Traditional Linpan settlements consist of a collection of buildings that form mismatched courtyards and in-between spaces, connected by greenery and bamboo trees. Our proposed hotel seeks to enhance this unique spatial condition by connecting the surrounding existing buildings into a single complex, integrating the surrounding landscape with the architecture through gardens and courtyards.
The main approach to the hotel is from the north, where visitors are lead over a water feature through to a generous open lawn. The hotel entrance is clearly marked by cantilevering the new structure over the old Linpan house, which accommodates the hotel reception and restaurant. A central courtyard is formed by the new structure, where tables and chairs spill out to support outdoor dining and gatherings. From the reception, a central stair leads visitors up to the guest rooms, which are distributed throughout the long two-storey bar that connects the existing houses. To the southeast, two terrace houses connect between the new bar and the existing houses, which can be rented out as villas.

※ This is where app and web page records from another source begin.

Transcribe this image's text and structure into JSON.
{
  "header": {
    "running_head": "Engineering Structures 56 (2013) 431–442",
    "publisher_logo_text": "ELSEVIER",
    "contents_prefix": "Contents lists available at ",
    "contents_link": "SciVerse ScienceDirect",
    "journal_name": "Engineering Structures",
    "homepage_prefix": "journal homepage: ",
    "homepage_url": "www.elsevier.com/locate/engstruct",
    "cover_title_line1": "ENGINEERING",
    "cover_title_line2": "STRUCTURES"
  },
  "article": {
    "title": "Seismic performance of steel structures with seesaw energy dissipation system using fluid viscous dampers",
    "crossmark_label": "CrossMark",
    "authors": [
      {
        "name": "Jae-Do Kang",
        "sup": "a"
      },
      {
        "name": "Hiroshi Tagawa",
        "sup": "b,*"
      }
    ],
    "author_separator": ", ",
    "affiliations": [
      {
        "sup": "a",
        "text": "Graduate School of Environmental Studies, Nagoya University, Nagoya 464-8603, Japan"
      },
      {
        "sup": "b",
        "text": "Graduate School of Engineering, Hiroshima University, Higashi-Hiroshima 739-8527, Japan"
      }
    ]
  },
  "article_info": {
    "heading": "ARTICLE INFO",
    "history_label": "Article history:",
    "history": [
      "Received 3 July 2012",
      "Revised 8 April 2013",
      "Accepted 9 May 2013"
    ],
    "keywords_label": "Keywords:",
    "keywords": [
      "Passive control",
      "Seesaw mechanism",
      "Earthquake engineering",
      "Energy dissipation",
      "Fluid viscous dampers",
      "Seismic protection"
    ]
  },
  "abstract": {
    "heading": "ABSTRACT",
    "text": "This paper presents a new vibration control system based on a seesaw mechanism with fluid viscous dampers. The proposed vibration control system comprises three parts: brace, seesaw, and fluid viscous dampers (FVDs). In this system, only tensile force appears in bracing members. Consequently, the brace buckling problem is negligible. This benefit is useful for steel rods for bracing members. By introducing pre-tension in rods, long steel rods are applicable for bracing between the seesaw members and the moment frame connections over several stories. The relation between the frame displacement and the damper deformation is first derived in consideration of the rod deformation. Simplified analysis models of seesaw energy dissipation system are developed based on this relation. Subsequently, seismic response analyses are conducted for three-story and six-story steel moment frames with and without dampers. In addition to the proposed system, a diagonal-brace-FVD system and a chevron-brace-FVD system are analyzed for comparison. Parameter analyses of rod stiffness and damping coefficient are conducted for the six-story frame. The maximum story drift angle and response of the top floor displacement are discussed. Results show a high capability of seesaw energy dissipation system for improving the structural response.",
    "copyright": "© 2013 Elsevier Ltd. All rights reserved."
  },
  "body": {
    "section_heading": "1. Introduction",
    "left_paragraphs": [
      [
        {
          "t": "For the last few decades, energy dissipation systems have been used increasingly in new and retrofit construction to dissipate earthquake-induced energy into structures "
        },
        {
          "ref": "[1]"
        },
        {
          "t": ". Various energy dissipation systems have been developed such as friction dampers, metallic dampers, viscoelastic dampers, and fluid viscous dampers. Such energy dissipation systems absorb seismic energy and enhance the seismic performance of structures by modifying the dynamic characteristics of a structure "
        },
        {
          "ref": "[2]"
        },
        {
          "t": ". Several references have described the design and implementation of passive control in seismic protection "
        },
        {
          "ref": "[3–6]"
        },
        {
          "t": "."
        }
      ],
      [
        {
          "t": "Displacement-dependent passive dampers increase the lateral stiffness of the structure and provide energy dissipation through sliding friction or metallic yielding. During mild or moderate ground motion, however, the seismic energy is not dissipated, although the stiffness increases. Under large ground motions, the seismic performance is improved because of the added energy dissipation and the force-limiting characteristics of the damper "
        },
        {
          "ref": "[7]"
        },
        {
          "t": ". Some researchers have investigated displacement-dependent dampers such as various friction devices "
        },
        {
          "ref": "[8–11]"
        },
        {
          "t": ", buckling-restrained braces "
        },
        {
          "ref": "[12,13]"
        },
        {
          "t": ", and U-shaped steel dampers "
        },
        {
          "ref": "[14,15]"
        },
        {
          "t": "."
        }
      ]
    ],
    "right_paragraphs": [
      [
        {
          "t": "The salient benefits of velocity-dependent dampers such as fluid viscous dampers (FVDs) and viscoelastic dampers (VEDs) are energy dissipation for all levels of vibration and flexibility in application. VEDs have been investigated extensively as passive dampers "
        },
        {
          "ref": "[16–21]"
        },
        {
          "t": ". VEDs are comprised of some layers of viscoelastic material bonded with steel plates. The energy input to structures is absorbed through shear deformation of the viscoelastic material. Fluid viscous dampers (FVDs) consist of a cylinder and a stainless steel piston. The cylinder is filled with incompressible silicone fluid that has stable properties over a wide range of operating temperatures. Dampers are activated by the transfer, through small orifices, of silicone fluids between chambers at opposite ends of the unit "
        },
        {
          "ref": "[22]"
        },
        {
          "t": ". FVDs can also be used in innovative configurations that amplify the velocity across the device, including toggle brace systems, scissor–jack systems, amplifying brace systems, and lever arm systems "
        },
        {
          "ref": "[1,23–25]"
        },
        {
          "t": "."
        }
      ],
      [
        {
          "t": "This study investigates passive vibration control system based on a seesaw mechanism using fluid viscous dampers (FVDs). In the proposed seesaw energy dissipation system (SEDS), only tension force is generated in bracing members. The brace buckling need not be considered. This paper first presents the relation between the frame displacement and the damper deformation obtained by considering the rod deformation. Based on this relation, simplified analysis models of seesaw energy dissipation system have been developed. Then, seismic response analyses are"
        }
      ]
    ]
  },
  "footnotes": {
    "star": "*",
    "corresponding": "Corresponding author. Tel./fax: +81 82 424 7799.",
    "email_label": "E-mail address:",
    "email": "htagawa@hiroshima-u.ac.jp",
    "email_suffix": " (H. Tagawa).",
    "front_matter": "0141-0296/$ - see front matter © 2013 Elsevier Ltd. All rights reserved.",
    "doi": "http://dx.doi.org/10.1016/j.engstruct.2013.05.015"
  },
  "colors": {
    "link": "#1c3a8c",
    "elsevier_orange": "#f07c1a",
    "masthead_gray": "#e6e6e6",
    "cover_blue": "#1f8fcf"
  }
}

As a result of bridging between new and old buildings, new courtyards are formed, allowing visitors to enjoy the scenic landscape. In one of the larger courtyards, a pavilion is introduced surrounded by a bamboo grove similar to the bamboo trees planted around a Linpan house, creating a pleasant microclimate and wind shield. New terraces are created that stretch into the courtyards offering spaces to rest, talk, dine and play mahjong to emphasize the traditional role of the courtyard as the heart of social activities.
Steel trusses are used both as the load-bearing structure of the walls as well as the pitched roof, making a clear distinction between the old and the new. The difference is further emphasized by the use of a U-channel frosted glass façade. At night, the new volumes stand out as more extroverted, glowing with lights inside in contrast to the solidity of the traditional Linpan houses. Punctured openings in the façade create moments of clear views over the surrounding landscape. DenimX, a sustainable material made from obsolete jeans, is used in furniture and lamps, where flashes of its recognizable denim blue can be seen throughout the space.